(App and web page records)
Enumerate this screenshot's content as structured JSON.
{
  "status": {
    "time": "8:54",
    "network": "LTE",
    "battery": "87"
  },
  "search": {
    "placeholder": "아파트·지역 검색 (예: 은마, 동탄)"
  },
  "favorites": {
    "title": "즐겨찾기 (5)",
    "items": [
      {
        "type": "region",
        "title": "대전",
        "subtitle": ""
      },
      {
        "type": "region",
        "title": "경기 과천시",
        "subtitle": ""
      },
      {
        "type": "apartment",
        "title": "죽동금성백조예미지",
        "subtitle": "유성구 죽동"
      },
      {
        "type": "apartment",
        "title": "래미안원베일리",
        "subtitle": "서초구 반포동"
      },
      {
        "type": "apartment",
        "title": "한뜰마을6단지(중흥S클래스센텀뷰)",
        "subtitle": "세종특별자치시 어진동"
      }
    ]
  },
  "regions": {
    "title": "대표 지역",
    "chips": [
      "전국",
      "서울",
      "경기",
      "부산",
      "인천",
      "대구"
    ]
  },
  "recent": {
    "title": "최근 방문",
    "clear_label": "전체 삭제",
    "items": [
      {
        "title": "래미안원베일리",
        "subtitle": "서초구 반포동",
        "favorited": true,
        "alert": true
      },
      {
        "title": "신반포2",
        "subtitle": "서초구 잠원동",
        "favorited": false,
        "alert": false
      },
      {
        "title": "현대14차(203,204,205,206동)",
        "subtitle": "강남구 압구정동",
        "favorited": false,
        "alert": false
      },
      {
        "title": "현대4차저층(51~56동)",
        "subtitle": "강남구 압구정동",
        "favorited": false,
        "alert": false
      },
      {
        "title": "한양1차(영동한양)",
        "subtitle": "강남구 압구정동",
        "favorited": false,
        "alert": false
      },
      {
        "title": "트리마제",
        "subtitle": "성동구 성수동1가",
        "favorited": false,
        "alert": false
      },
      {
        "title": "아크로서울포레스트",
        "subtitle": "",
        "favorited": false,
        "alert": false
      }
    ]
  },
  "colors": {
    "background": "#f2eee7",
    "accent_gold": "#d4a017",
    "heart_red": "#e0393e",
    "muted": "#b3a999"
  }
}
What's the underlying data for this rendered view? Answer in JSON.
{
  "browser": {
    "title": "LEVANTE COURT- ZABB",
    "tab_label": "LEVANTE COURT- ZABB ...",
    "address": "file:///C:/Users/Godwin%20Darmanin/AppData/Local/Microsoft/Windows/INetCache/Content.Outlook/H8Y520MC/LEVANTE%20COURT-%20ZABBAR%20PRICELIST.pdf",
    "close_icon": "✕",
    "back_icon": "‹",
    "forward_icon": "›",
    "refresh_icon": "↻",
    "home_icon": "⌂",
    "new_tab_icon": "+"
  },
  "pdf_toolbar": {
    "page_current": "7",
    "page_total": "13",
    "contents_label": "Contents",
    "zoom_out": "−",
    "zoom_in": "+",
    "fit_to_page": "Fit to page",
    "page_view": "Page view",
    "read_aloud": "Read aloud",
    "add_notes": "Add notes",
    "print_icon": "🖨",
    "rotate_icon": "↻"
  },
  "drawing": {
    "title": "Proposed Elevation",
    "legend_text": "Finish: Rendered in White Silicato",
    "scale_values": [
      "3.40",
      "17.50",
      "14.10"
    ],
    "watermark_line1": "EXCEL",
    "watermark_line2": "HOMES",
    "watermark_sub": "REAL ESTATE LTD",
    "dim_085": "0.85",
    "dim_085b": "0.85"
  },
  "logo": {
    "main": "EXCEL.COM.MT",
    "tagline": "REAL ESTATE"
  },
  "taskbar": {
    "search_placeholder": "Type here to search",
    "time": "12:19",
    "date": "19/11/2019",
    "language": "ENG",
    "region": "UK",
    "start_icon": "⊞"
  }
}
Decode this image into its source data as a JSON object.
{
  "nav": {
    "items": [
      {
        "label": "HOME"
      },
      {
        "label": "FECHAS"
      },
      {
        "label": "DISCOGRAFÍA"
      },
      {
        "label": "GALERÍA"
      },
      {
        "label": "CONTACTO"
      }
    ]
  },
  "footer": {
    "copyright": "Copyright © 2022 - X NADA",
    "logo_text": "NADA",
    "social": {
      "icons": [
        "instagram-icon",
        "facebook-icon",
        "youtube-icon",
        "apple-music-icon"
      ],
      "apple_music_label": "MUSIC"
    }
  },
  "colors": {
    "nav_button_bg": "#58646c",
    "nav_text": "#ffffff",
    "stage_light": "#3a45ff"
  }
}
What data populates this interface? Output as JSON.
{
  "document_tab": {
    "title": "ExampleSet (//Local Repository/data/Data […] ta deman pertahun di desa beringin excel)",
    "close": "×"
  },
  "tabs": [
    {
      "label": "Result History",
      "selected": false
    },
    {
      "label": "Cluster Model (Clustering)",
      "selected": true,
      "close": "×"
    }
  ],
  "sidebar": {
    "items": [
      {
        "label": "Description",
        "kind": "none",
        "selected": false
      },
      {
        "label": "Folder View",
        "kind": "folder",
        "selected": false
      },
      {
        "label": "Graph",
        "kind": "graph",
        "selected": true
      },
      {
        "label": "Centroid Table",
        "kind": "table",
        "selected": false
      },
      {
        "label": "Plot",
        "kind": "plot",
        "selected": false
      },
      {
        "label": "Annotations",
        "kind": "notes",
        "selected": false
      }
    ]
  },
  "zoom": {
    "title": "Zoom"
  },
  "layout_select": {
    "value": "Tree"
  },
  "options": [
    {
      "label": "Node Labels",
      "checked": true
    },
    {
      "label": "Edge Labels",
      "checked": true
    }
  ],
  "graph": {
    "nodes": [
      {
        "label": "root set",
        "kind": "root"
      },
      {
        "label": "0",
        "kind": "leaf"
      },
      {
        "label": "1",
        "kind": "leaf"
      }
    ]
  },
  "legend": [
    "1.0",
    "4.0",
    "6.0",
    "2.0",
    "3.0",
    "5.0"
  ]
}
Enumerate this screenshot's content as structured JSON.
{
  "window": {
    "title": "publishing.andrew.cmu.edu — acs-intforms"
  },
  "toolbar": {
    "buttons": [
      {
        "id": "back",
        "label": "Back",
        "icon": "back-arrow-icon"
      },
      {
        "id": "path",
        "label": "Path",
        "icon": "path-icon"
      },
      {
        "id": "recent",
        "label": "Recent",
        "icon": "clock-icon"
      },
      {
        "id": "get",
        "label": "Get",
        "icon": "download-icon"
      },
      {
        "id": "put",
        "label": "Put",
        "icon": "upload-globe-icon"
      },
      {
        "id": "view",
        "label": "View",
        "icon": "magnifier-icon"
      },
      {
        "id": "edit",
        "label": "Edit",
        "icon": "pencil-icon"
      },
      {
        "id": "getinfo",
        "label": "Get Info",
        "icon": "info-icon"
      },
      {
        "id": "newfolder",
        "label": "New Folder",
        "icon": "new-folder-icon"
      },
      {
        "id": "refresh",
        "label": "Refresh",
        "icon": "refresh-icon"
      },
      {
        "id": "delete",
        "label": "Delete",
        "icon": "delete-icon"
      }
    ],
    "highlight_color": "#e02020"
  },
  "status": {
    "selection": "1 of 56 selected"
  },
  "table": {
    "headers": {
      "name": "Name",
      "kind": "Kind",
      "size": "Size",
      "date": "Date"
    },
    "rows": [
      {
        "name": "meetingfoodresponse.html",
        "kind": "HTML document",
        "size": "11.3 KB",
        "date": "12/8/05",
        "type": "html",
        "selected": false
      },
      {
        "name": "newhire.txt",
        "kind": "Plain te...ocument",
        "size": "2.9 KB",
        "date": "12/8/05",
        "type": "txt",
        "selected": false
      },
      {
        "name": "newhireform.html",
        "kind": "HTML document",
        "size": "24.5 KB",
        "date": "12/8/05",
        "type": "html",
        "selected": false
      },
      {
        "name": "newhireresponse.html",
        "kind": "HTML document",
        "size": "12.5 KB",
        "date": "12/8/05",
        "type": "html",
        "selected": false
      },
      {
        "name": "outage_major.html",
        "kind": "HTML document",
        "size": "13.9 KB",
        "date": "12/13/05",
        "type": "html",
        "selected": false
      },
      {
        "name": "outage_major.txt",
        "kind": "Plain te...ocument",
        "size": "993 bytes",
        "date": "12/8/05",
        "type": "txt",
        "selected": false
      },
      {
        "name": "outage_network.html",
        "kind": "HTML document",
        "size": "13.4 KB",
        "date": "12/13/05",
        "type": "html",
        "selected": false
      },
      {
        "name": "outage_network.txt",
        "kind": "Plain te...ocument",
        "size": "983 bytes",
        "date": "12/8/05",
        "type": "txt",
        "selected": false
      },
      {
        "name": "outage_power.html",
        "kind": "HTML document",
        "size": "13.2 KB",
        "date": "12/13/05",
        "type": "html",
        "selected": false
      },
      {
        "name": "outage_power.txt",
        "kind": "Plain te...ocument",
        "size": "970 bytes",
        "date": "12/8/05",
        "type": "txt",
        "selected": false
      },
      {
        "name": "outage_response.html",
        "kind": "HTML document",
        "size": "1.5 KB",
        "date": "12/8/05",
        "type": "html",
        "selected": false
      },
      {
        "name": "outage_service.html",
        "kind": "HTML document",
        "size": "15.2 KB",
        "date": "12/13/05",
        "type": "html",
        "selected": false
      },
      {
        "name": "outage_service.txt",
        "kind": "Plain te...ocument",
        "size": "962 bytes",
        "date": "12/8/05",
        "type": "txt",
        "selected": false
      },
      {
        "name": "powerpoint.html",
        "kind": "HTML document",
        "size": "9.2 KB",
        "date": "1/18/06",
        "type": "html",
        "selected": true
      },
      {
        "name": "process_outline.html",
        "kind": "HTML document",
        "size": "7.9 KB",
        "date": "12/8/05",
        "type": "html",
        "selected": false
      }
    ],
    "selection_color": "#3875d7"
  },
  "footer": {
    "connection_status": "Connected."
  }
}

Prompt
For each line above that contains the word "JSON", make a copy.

Written solution
Enumerate this screenshot's content as structured JSON.
What's the underlying data for this rendered view? Answer in JSON.
Decode this image into its source data as a JSON object.
What data populates this interface? Output as JSON.
Enumerate this screenshot's content as structured JSON.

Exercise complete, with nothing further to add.